The inaugural issue of the magazine features Moses Rosenthaler (Benicio Del Toro), a brilliant artist serving a life sentence for manslaughter who is in love with Simone (Léa Seydoux), his muse, promoter, and prison guard. Julian Cadazio, Moses’ representative in the high-falutin’ art world, is played by Adrien Brody, who wheel and deals to get Moses’ work out there. The second story is a Godardian pastiche of the 1968 student protests in Paris, starring Timothée Chalamet as Zeffirelli, a moody revolutionary (is there any other kind? ), and Frances McDormand as Lucinda Krementz, a French Dispatch writer whose objectivity is compromised when she inserts herself into the story. (This part is clearly influenced by Mavis Gallant’s 1968 New Yorker article “The Events in May: A Paris Notebook,” which covered the protests.) The last chapter depicts writer Roebuck Wright’s (Jeffrey Wright) attempt to profile a legendary chef named Nescaffier (Steve Park), who works his magic in the police department kitchen. Roebuck Wright is a mashup of James Baldwin and A.J. Liebling (with a bit M.F.K. Fisher thrown in). Each narrative is told in its own unique style, with Anderson employing animation, graphics, still lifes, visual puns, and humor, all tied together by Alexandre Desplat’s score and Anderson’s unwavering sense of purpose.
Wes Anderson is one of the few filmmakers with a particular style. (There’s an entire book called Accidentally Wes Anderson, which is made up of images of buildings and landscapes that seem like Anderson shots taken all around the world.) He is obsessed with two things: stuff and memories.
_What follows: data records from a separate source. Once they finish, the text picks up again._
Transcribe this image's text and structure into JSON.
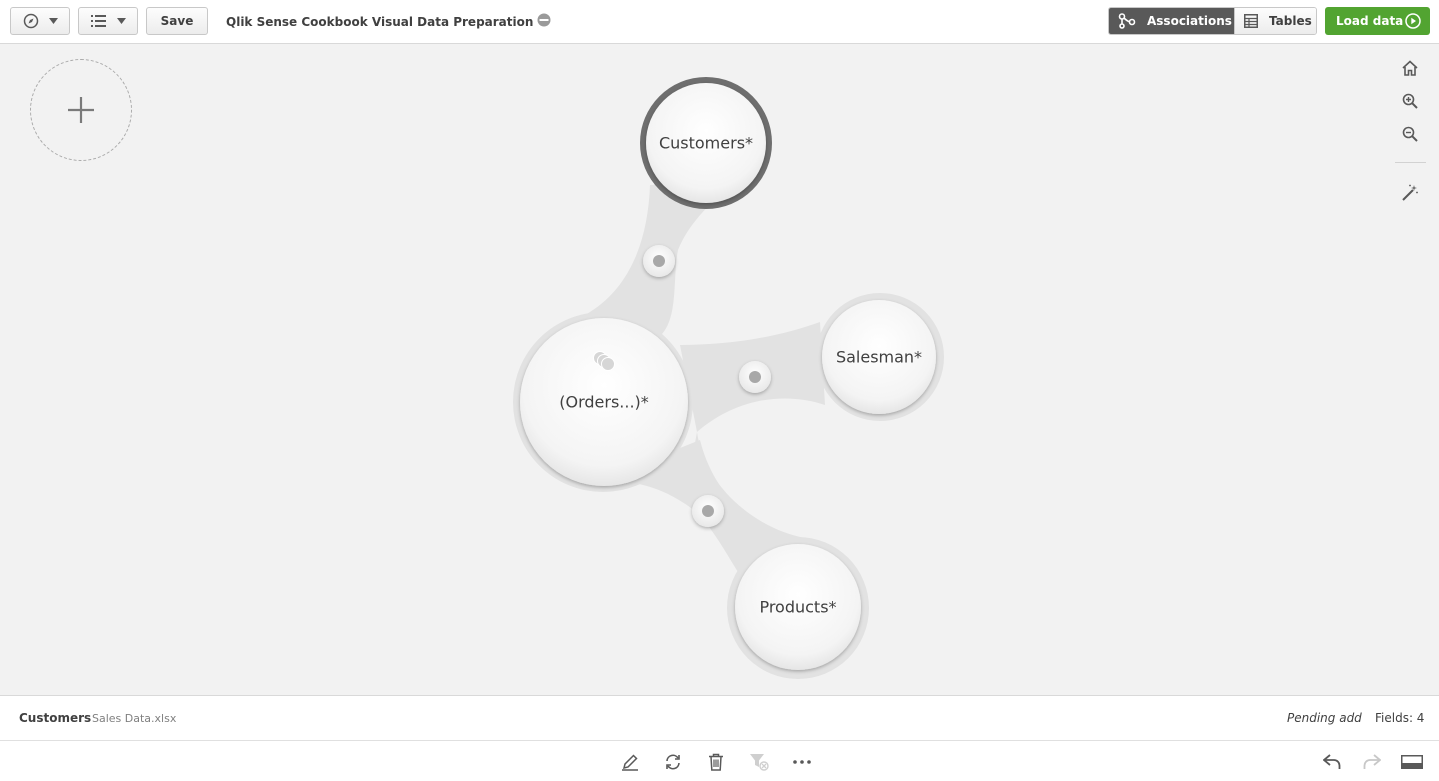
{
  "toolbar": {
    "nav_icon": "compass-icon",
    "menu_icon": "list-icon",
    "save_label": "Save",
    "app_title": "Qlik Sense Cookbook Visual Data Preparation",
    "published_icon": "published-icon",
    "view_tabs": [
      {
        "label": "Associations",
        "icon": "associations-icon",
        "active": true
      },
      {
        "label": "Tables",
        "icon": "table-icon",
        "active": false
      }
    ],
    "load_data_label": "Load data",
    "load_data_icon": "play-icon",
    "load_data_color": "#52a431"
  },
  "canvas": {
    "add_table_icon": "plus-icon",
    "tools": [
      "home-icon",
      "zoom-in-icon",
      "zoom-out-icon",
      "magic-wand-icon"
    ],
    "nodes": [
      {
        "label": "Customers*",
        "selected": true
      },
      {
        "label": "(Orders...)*",
        "icon": "linked-tables-icon"
      },
      {
        "label": "Salesman*"
      },
      {
        "label": "Products*"
      }
    ],
    "link_count": 3
  },
  "infobar": {
    "table_name": "Customers",
    "source": "Sales Data.xlsx",
    "status": "Pending add",
    "fields": "Fields: 4"
  },
  "bottombar": {
    "actions": [
      "edit-icon",
      "refresh-icon",
      "delete-icon",
      "filter-icon",
      "more-icon"
    ],
    "right_actions": [
      "undo-icon",
      "redo-icon",
      "panel-toggle-icon"
    ]
  }
}
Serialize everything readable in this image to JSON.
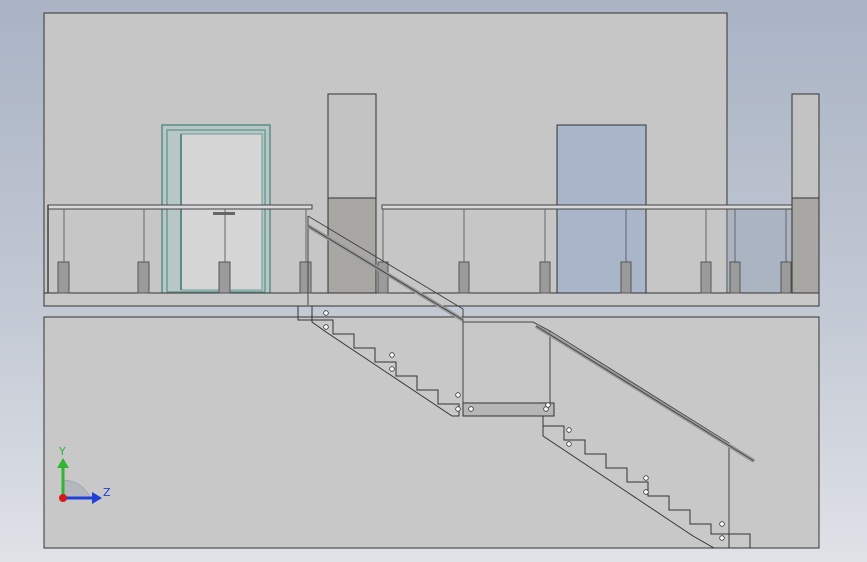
{
  "viewport": {
    "view": "front",
    "model": "staircase-with-landing-and-glass-railing"
  },
  "triad": {
    "y_label": "Y",
    "z_label": "Z",
    "y_color": "#2fb52f",
    "z_color": "#1f3fd6",
    "origin_color": "#d11b1b"
  },
  "colors": {
    "background_top": "#a9b3c4",
    "wall": "#c6c6c6",
    "glass": "#a9b5c8",
    "pillar": "#a9a7a3",
    "door_frame": "#6f9c96",
    "line": "#333333"
  }
}
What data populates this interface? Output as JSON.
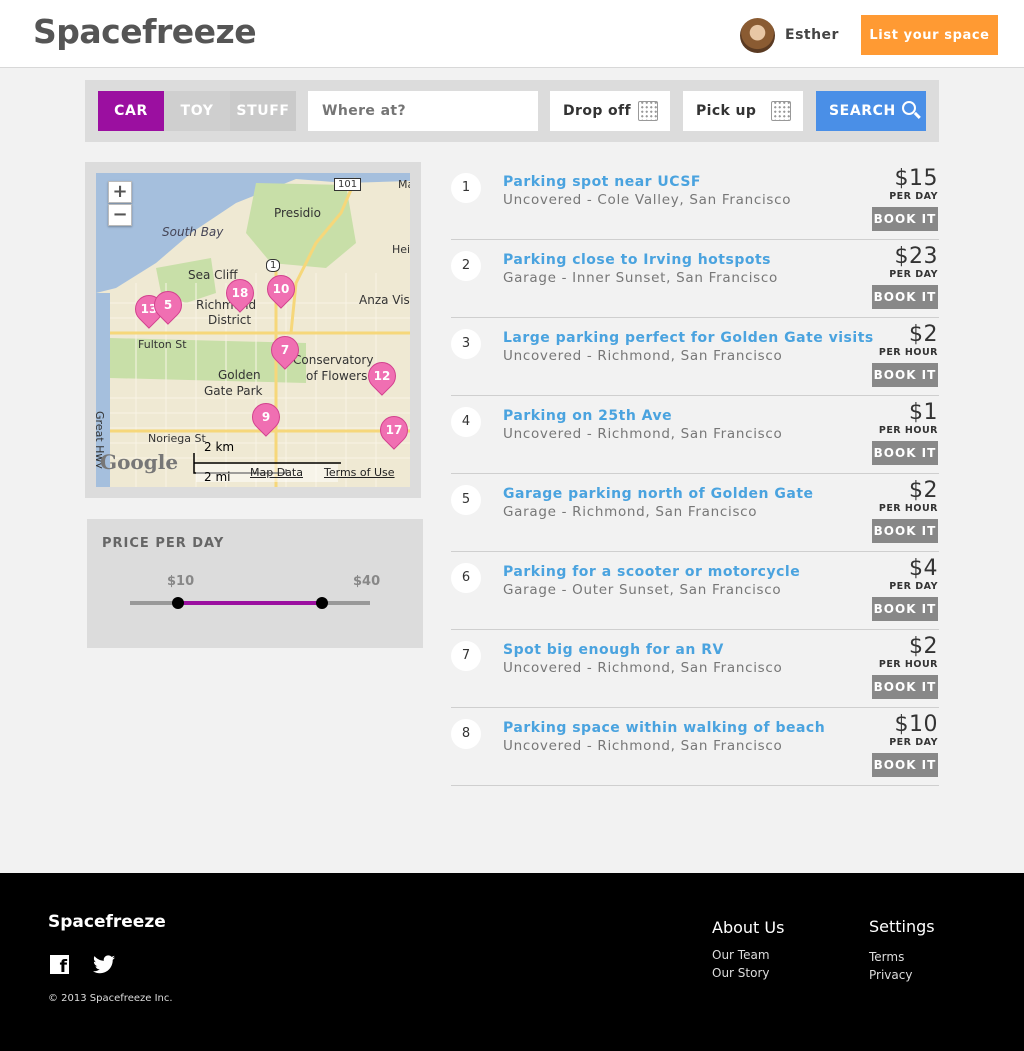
{
  "header": {
    "logo": "Spacefreeze",
    "user_name": "Esther",
    "list_button": "List your space"
  },
  "search": {
    "tabs": [
      "CAR",
      "TOY",
      "STUFF"
    ],
    "active_tab": "CAR",
    "where_placeholder": "Where at?",
    "drop_off": "Drop off",
    "pick_up": "Pick up",
    "search_button": "SEARCH"
  },
  "map": {
    "labels": {
      "presidio": "Presidio",
      "south_bay": "South Bay",
      "sea_cliff": "Sea Cliff",
      "richmond": "Richmond",
      "district": "District",
      "anza": "Anza Vis",
      "fulton": "Fulton St",
      "golden": "Golden",
      "gate_park": "Gate Park",
      "conservatory": "Conservatory",
      "of_flowers": "of Flowers",
      "great_hwy": "Great Hwy",
      "noriega": "Noriega St",
      "hei": "Hei",
      "ma": "Ma",
      "rt_101": "101",
      "rt_1": "1"
    },
    "pins": [
      "13",
      "5",
      "18",
      "10",
      "7",
      "12",
      "9",
      "17"
    ],
    "google": "Google",
    "scale_km": "2 km",
    "scale_mi": "2 mi",
    "map_data": "Map Data",
    "terms": "Terms of Use"
  },
  "price": {
    "title": "PRICE PER DAY",
    "min_label": "$10",
    "max_label": "$40",
    "range_min": 0,
    "range_max": 50,
    "low": 10,
    "high": 40
  },
  "listings": [
    {
      "num": "1",
      "title": "Parking spot near UCSF",
      "subtitle": "Uncovered - Cole Valley, San Francisco",
      "price": "$15",
      "unit": "PER DAY"
    },
    {
      "num": "2",
      "title": "Parking close to Irving hotspots",
      "subtitle": "Garage - Inner Sunset, San Francisco",
      "price": "$23",
      "unit": "PER DAY"
    },
    {
      "num": "3",
      "title": "Large parking perfect for Golden Gate visits",
      "subtitle": "Uncovered - Richmond, San Francisco",
      "price": "$2",
      "unit": "PER HOUR"
    },
    {
      "num": "4",
      "title": "Parking on 25th Ave",
      "subtitle": "Uncovered - Richmond, San Francisco",
      "price": "$1",
      "unit": "PER HOUR"
    },
    {
      "num": "5",
      "title": "Garage parking north of Golden Gate",
      "subtitle": "Garage - Richmond, San Francisco",
      "price": "$2",
      "unit": "PER HOUR"
    },
    {
      "num": "6",
      "title": "Parking for a scooter or motorcycle",
      "subtitle": "Garage - Outer Sunset, San Francisco",
      "price": "$4",
      "unit": "PER DAY"
    },
    {
      "num": "7",
      "title": "Spot big enough for an RV",
      "subtitle": "Uncovered - Richmond, San Francisco",
      "price": "$2",
      "unit": "PER HOUR"
    },
    {
      "num": "8",
      "title": "Parking space within walking of beach",
      "subtitle": "Uncovered - Richmond, San Francisco",
      "price": "$10",
      "unit": "PER DAY"
    }
  ],
  "book_label": "BOOK IT",
  "footer": {
    "logo": "Spacefreeze",
    "copyright": "© 2013  Spacefreeze Inc.",
    "about_title": "About Us",
    "about_links": [
      "Our Team",
      "Our Story"
    ],
    "settings_title": "Settings",
    "settings_links": [
      "Terms",
      "Privacy"
    ]
  },
  "colors": {
    "accent_purple": "#9b0fa0",
    "orange": "#ff9a33",
    "search_blue": "#4a8fe7",
    "link_blue": "#4aa3df",
    "pin_pink": "#f06fb2"
  }
}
In Anderson’s tiny diorama universe, mundane everyday objects take on new meanings. He sees things through the eyes of artist Joseph Cornell. Cornell was an obsessive collector of “junk” (marbles, ancient maps, tiny glass jars), garbage that when placed in his now-famous boxes transformed into magical talismans. Cornell’s fetishism shines through in his art, making everything a little unsettling in the most beautiful way possible.
There’s a thin line between fixation and fetishism, but in art, it doesn’t matter so much. Anderson’s artifacts shine with his meticulous attention to detail: he genuinely cares about each and every one of them. I’m reminded of a passage from Dorian Gray’s The Picture of Dorian Gray: “Only shallow people don’t judge based on appearances. The visible, not the invisible, is the ultimate mystery of the world.” Anderson sees the hidden meaning in the observable world.
Anderson’s fixation with goods is linked to another passion he has: nostalgia. Nostalgia is universal, but it may also be difficult to understand. What one individual wished for in the past may now be a nightmare for another (and vice versa). Nostalgia is expressed as a golden light in a hackneyed film (assumed to be universal). That isn’t the case with Anderson’s nostalgia. His is a really specific case. There’s a reason why some individuals are turned off by his work. That’s because you’re in the company of a true fanatic. If you don’t want to live within J.D. Salinger’s Franny and Zooey, for example, you won’t be able to readily enter Anderson’s dreamworld.
“The French Dispatch” is in the same boat. What’s most intriguing about this, though, is Anderson’s nostalgia for things that happened before he was born. He pines for imaginary places, goods that have become outdated, and rhythms from a bygone era that he has never known. This isn’t to imply that his nostalgia isn’t deeply felt. Yes, it is. “She had a nostalgia for a life she had never experienced,” says Nancy Lemann in her bizarre novel The Fiery Pantheon.
This is more about what “The French Dispatch” made me think about than what it is about. It’s odd that a film so busy, brilliant, and visually consistent offers so much room for free association, but it does. That’s quite endearing.